[DATA FOR REVIEW — start]
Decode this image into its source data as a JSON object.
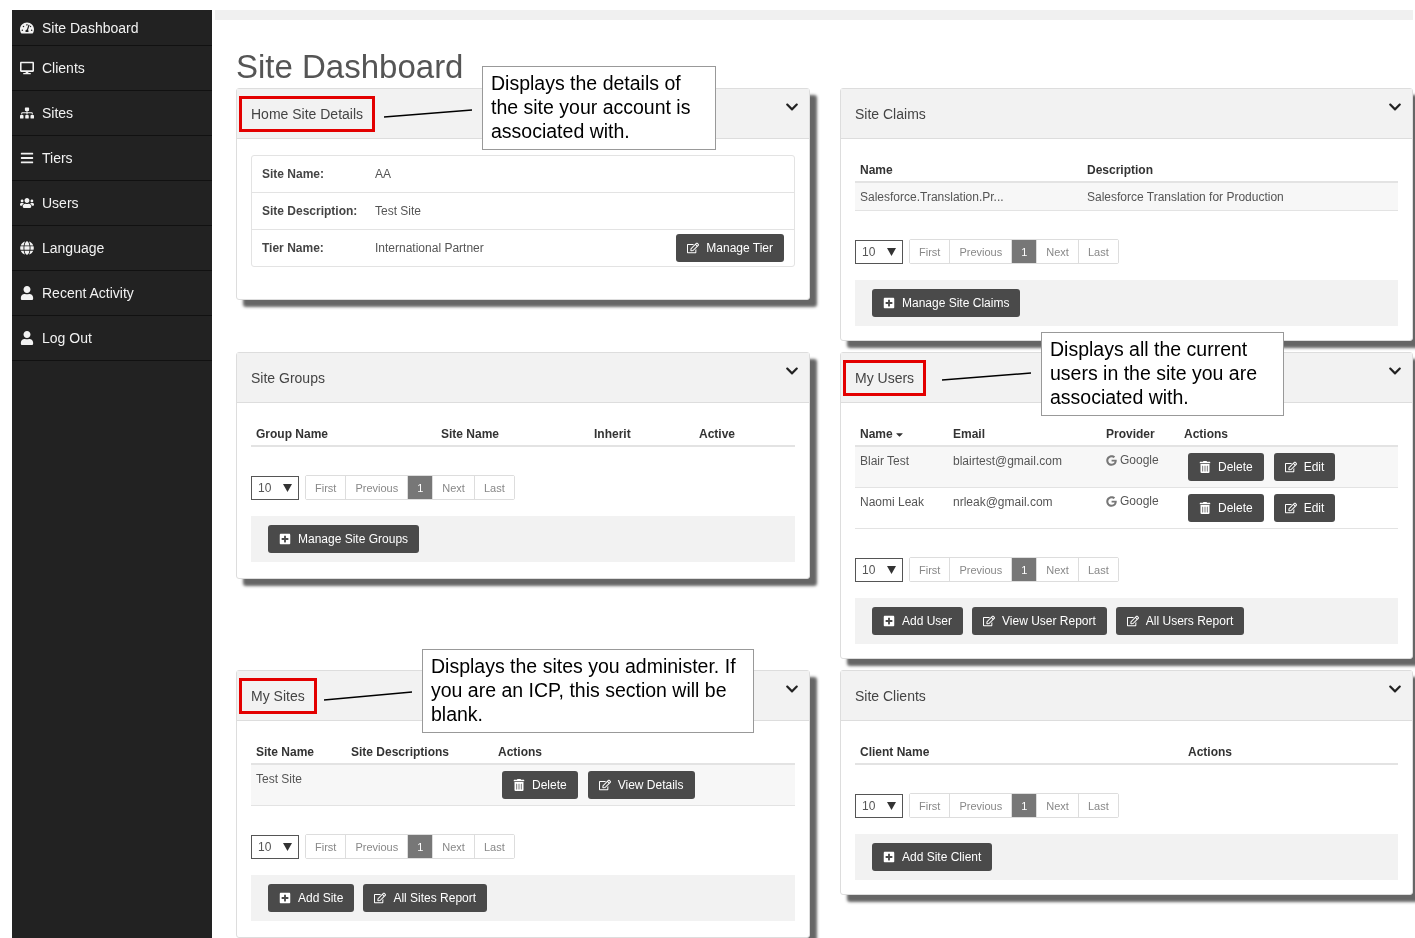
{
  "sidebar": {
    "items": [
      {
        "label": "Site Dashboard",
        "kind": "dashboard"
      },
      {
        "label": "Clients",
        "kind": "desktop"
      },
      {
        "label": "Sites",
        "kind": "sitemap"
      },
      {
        "label": "Tiers",
        "kind": "list"
      },
      {
        "label": "Users",
        "kind": "users"
      },
      {
        "label": "Language",
        "kind": "language"
      },
      {
        "label": "Recent Activity",
        "kind": "user"
      },
      {
        "label": "Log Out",
        "kind": "user"
      }
    ]
  },
  "page_title": "Site Dashboard",
  "columns": [
    {
      "panels": [
        {
          "kind": "details",
          "title": "Home Site Details",
          "highlighted": true,
          "callout": "Displays the details of the site your account is associated with.",
          "rows": [
            {
              "label": "Site Name:",
              "value": "AA"
            },
            {
              "label": "Site Description:",
              "value": "Test Site"
            },
            {
              "label": "Tier Name:",
              "value": "International Partner",
              "button": {
                "label": "Manage Tier",
                "kind": "edit"
              }
            }
          ]
        },
        {
          "kind": "table",
          "title": "Site Groups",
          "highlighted": false,
          "columns": [
            {
              "label": "Group Name",
              "sorted": false
            },
            {
              "label": "Site Name",
              "sorted": false
            },
            {
              "label": "Inherit",
              "sorted": false
            },
            {
              "label": "Active",
              "sorted": false
            }
          ],
          "pager": {
            "page_size": "10",
            "buttons": [
              {
                "label": "First",
                "selected": false
              },
              {
                "label": "Previous",
                "selected": false
              },
              {
                "label": "1",
                "selected": true
              },
              {
                "label": "Next",
                "selected": false
              },
              {
                "label": "Last",
                "selected": false
              }
            ]
          },
          "buttons": [
            {
              "label": "Manage Site Groups",
              "kind": "add"
            }
          ]
        },
        {
          "kind": "table",
          "title": "My Sites",
          "highlighted": true,
          "callout": "Displays the sites you administer. If you are an ICP, this section will be blank.",
          "columns": [
            {
              "label": "Site Name",
              "sorted": false
            },
            {
              "label": "Site Descriptions",
              "sorted": false
            },
            {
              "label": "Actions",
              "sorted": false
            }
          ],
          "rows": [
            {
              "cells": [
                {
                  "kind": "text",
                  "text": "Test Site"
                },
                {
                  "kind": "empty"
                },
                {
                  "kind": "actions",
                  "buttons": [
                    {
                      "label": "Delete",
                      "kind": "delete"
                    },
                    {
                      "label": "View Details",
                      "kind": "edit"
                    }
                  ]
                }
              ]
            }
          ],
          "pager": {
            "page_size": "10",
            "buttons": [
              {
                "label": "First",
                "selected": false
              },
              {
                "label": "Previous",
                "selected": false
              },
              {
                "label": "1",
                "selected": true
              },
              {
                "label": "Next",
                "selected": false
              },
              {
                "label": "Last",
                "selected": false
              }
            ]
          },
          "buttons": [
            {
              "label": "Add Site",
              "kind": "add"
            },
            {
              "label": "All Sites Report",
              "kind": "edit"
            }
          ]
        }
      ]
    },
    {
      "panels": [
        {
          "kind": "table",
          "title": "Site Claims",
          "highlighted": false,
          "columns": [
            {
              "label": "Name",
              "sorted": false
            },
            {
              "label": "Description",
              "sorted": false
            }
          ],
          "rows": [
            {
              "cells": [
                {
                  "kind": "text",
                  "text": "Salesforce.Translation.Pr..."
                },
                {
                  "kind": "text",
                  "text": "Salesforce Translation for Production"
                }
              ]
            }
          ],
          "pager": {
            "page_size": "10",
            "buttons": [
              {
                "label": "First",
                "selected": false
              },
              {
                "label": "Previous",
                "selected": false
              },
              {
                "label": "1",
                "selected": true
              },
              {
                "label": "Next",
                "selected": false
              },
              {
                "label": "Last",
                "selected": false
              }
            ]
          },
          "buttons": [
            {
              "label": "Manage Site Claims",
              "kind": "add"
            }
          ]
        },
        {
          "kind": "table",
          "title": "My Users",
          "highlighted": true,
          "callout": "Displays all the current users in the site you are associated with.",
          "columns": [
            {
              "label": "Name",
              "sorted": true
            },
            {
              "label": "Email",
              "sorted": false
            },
            {
              "label": "Provider",
              "sorted": false
            },
            {
              "label": "Actions",
              "sorted": false
            }
          ],
          "rows": [
            {
              "cells": [
                {
                  "kind": "text",
                  "text": "Blair Test"
                },
                {
                  "kind": "text",
                  "text": "blairtest@gmail.com"
                },
                {
                  "kind": "provider",
                  "text": "Google"
                },
                {
                  "kind": "actions",
                  "buttons": [
                    {
                      "label": "Delete",
                      "kind": "delete"
                    },
                    {
                      "label": "Edit",
                      "kind": "edit"
                    }
                  ]
                }
              ]
            },
            {
              "cells": [
                {
                  "kind": "text",
                  "text": "Naomi Leak"
                },
                {
                  "kind": "text",
                  "text": "nrleak@gmail.com"
                },
                {
                  "kind": "provider",
                  "text": "Google"
                },
                {
                  "kind": "actions",
                  "buttons": [
                    {
                      "label": "Delete",
                      "kind": "delete"
                    },
                    {
                      "label": "Edit",
                      "kind": "edit"
                    }
                  ]
                }
              ]
            }
          ],
          "pager": {
            "page_size": "10",
            "buttons": [
              {
                "label": "First",
                "selected": false
              },
              {
                "label": "Previous",
                "selected": false
              },
              {
                "label": "1",
                "selected": true
              },
              {
                "label": "Next",
                "selected": false
              },
              {
                "label": "Last",
                "selected": false
              }
            ]
          },
          "buttons": [
            {
              "label": "Add User",
              "kind": "add"
            },
            {
              "label": "View User Report",
              "kind": "edit"
            },
            {
              "label": "All Users Report",
              "kind": "edit"
            }
          ]
        },
        {
          "kind": "table",
          "title": "Site Clients",
          "highlighted": false,
          "columns": [
            {
              "label": "Client Name",
              "sorted": false
            },
            {
              "label": "Actions",
              "sorted": false
            }
          ],
          "pager": {
            "page_size": "10",
            "buttons": [
              {
                "label": "First",
                "selected": false
              },
              {
                "label": "Previous",
                "selected": false
              },
              {
                "label": "1",
                "selected": true
              },
              {
                "label": "Next",
                "selected": false
              },
              {
                "label": "Last",
                "selected": false
              }
            ]
          },
          "buttons": [
            {
              "label": "Add Site Client",
              "kind": "add"
            }
          ]
        }
      ]
    }
  ]
}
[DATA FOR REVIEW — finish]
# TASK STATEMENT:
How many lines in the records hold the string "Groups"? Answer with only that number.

# EXPECTED OUTPUT:
2